[Dataset rows describing interfaces]
════════

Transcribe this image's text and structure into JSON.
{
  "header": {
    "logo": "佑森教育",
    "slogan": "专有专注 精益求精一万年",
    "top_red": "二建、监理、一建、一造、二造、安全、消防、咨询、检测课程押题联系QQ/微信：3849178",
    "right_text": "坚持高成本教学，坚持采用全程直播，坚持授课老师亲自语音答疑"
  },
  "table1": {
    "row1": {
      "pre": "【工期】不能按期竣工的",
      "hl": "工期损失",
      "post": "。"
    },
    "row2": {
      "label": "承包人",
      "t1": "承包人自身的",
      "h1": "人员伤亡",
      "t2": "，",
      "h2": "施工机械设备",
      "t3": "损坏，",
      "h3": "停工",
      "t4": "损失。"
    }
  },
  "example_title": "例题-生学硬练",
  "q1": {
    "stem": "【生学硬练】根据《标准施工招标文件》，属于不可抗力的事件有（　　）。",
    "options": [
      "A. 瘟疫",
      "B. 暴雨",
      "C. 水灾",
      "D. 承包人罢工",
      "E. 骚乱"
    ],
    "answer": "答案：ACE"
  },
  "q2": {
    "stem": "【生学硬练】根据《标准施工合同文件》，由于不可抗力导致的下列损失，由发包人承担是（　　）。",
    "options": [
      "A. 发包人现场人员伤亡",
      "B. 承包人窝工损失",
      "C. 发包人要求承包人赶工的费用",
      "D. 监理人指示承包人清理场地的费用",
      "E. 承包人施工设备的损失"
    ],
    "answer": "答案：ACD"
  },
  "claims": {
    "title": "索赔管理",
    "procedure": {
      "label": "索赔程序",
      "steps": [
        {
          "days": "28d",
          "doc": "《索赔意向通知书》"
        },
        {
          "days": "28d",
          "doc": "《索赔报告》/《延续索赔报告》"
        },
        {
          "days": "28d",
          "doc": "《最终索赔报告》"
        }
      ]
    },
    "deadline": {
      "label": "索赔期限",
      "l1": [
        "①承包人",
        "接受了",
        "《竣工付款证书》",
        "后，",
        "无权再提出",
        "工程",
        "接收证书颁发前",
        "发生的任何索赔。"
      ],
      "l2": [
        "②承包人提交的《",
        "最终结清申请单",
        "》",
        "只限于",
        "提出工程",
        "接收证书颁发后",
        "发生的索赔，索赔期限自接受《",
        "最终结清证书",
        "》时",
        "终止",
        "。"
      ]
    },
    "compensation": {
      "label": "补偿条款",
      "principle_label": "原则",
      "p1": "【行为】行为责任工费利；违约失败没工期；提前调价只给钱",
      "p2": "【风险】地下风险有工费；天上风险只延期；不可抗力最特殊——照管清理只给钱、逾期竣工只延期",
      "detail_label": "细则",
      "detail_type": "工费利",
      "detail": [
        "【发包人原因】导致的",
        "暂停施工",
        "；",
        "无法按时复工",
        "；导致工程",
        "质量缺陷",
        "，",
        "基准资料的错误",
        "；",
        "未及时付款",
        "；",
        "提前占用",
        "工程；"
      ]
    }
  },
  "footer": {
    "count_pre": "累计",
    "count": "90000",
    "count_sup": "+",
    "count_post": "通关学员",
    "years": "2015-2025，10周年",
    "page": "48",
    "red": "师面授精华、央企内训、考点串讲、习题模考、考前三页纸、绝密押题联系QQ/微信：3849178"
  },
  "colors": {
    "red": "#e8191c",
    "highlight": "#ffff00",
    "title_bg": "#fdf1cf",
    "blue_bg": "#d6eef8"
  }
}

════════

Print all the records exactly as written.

Transcribe this image's text and structure into JSON.
{
  "header": {
    "logo": "佑森教育",
    "slogan": "专有专注 精益求精一万年",
    "top_red": "二建、监理、一建、一造、二造、安全、消防、咨询、检测课程押题联系QQ/微信：3849178",
    "right_text": "坚持高成本教学，坚持采用全程直播，坚持授课老师亲自语音答疑"
  },
  "table1": {
    "row1": {
      "pre": "【工期】不能按期竣工的",
      "hl": "工期损失",
      "post": "。"
    },
    "row2": {
      "label": "承包人",
      "t1": "承包人自身的",
      "h1": "人员伤亡",
      "t2": "，",
      "h2": "施工机械设备",
      "t3": "损坏，",
      "h3": "停工",
      "t4": "损失。"
    }
  },
  "example_title": "例题-生学硬练",
  "q1": {
    "stem": "【生学硬练】根据《标准施工招标文件》，属于不可抗力的事件有（　　）。",
    "options": [
      "A. 瘟疫",
      "B. 暴雨",
      "C. 水灾",
      "D. 承包人罢工",
      "E. 骚乱"
    ],
    "answer": "答案：ACE"
  },
  "q2": {
    "stem": "【生学硬练】根据《标准施工合同文件》，由于不可抗力导致的下列损失，由发包人承担是（　　）。",
    "options": [
      "A. 发包人现场人员伤亡",
      "B. 承包人窝工损失",
      "C. 发包人要求承包人赶工的费用",
      "D. 监理人指示承包人清理场地的费用",
      "E. 承包人施工设备的损失"
    ],
    "answer": "答案：ACD"
  },
  "claims": {
    "title": "索赔管理",
    "procedure": {
      "label": "索赔程序",
      "steps": [
        {
          "days": "28d",
          "doc": "《索赔意向通知书》"
        },
        {
          "days": "28d",
          "doc": "《索赔报告》/《延续索赔报告》"
        },
        {
          "days": "28d",
          "doc": "《最终索赔报告》"
        }
      ]
    },
    "deadline": {
      "label": "索赔期限",
      "l1": [
        "①承包人",
        "接受了",
        "《竣工付款证书》",
        "后，",
        "无权再提出",
        "工程",
        "接收证书颁发前",
        "发生的任何索赔。"
      ],
      "l2": [
        "②承包人提交的《",
        "最终结清申请单",
        "》",
        "只限于",
        "提出工程",
        "接收证书颁发后",
        "发生的索赔，索赔期限自接受《",
        "最终结清证书",
        "》时",
        "终止",
        "。"
      ]
    },
    "compensation": {
      "label": "补偿条款",
      "principle_label": "原则",
      "p1": "【行为】行为责任工费利；违约失败没工期；提前调价只给钱",
      "p2": "【风险】地下风险有工费；天上风险只延期；不可抗力最特殊——照管清理只给钱、逾期竣工只延期",
      "detail_label": "细则",
      "detail_type": "工费利",
      "detail": [
        "【发包人原因】导致的",
        "暂停施工",
        "；",
        "无法按时复工",
        "；导致工程",
        "质量缺陷",
        "，",
        "基准资料的错误",
        "；",
        "未及时付款",
        "；",
        "提前占用",
        "工程；"
      ]
    }
  },
  "footer": {
    "count_pre": "累计",
    "count": "90000",
    "count_sup": "+",
    "count_post": "通关学员",
    "years": "2015-2025，10周年",
    "page": "48",
    "red": "师面授精华、央企内训、考点串讲、习题模考、考前三页纸、绝密押题联系QQ/微信：3849178"
  },
  "colors": {
    "red": "#e8191c",
    "highlight": "#ffff00",
    "title_bg": "#fdf1cf",
    "blue_bg": "#d6eef8"
  }
}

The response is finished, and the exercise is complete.